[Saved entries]
........

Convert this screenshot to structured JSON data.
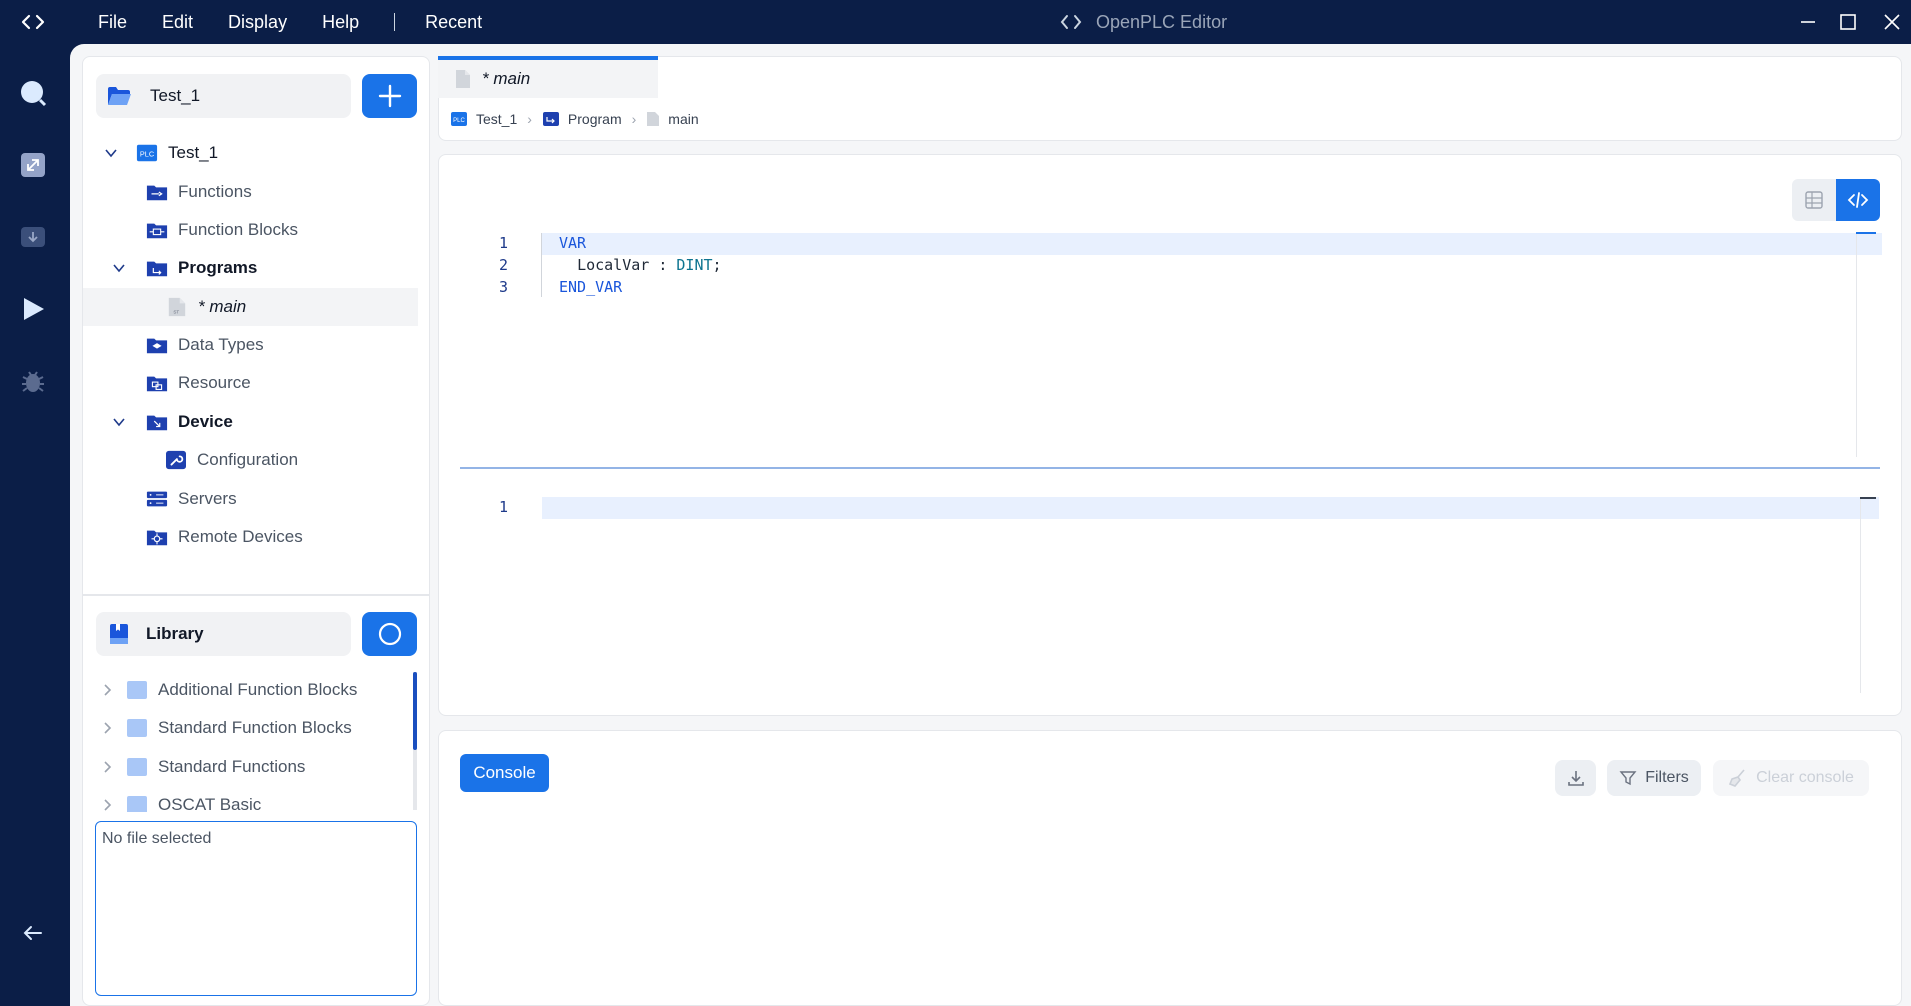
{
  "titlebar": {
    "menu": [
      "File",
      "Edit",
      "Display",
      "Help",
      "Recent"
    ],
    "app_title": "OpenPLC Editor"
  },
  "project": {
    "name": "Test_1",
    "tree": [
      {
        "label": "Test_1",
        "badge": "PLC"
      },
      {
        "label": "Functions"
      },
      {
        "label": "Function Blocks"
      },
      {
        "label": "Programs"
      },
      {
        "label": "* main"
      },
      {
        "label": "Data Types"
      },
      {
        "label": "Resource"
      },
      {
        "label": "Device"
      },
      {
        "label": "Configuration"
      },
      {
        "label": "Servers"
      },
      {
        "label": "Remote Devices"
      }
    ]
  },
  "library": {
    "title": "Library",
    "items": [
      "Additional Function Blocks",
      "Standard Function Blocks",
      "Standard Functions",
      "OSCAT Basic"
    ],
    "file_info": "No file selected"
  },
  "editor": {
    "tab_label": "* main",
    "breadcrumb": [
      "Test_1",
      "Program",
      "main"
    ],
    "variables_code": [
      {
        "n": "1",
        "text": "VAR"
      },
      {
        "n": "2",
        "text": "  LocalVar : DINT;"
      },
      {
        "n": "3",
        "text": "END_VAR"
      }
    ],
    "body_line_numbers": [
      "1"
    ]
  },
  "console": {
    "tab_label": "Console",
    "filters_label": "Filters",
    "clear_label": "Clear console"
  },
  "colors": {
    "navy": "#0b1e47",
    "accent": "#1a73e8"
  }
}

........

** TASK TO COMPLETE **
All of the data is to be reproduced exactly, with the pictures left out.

** SOLUTION TO THE EXERCISE **
Convert this screenshot to structured JSON data.
{
  "titlebar": {
    "menu": [
      "File",
      "Edit",
      "Display",
      "Help",
      "Recent"
    ],
    "app_title": "OpenPLC Editor"
  },
  "project": {
    "name": "Test_1",
    "tree": [
      {
        "label": "Test_1",
        "badge": "PLC"
      },
      {
        "label": "Functions"
      },
      {
        "label": "Function Blocks"
      },
      {
        "label": "Programs"
      },
      {
        "label": "* main"
      },
      {
        "label": "Data Types"
      },
      {
        "label": "Resource"
      },
      {
        "label": "Device"
      },
      {
        "label": "Configuration"
      },
      {
        "label": "Servers"
      },
      {
        "label": "Remote Devices"
      }
    ]
  },
  "library": {
    "title": "Library",
    "items": [
      "Additional Function Blocks",
      "Standard Function Blocks",
      "Standard Functions",
      "OSCAT Basic"
    ],
    "file_info": "No file selected"
  },
  "editor": {
    "tab_label": "* main",
    "breadcrumb": [
      "Test_1",
      "Program",
      "main"
    ],
    "variables_code": [
      {
        "n": "1",
        "text": "VAR"
      },
      {
        "n": "2",
        "text": "  LocalVar : DINT;"
      },
      {
        "n": "3",
        "text": "END_VAR"
      }
    ],
    "body_line_numbers": [
      "1"
    ]
  },
  "console": {
    "tab_label": "Console",
    "filters_label": "Filters",
    "clear_label": "Clear console"
  },
  "colors": {
    "navy": "#0b1e47",
    "accent": "#1a73e8"
  }
}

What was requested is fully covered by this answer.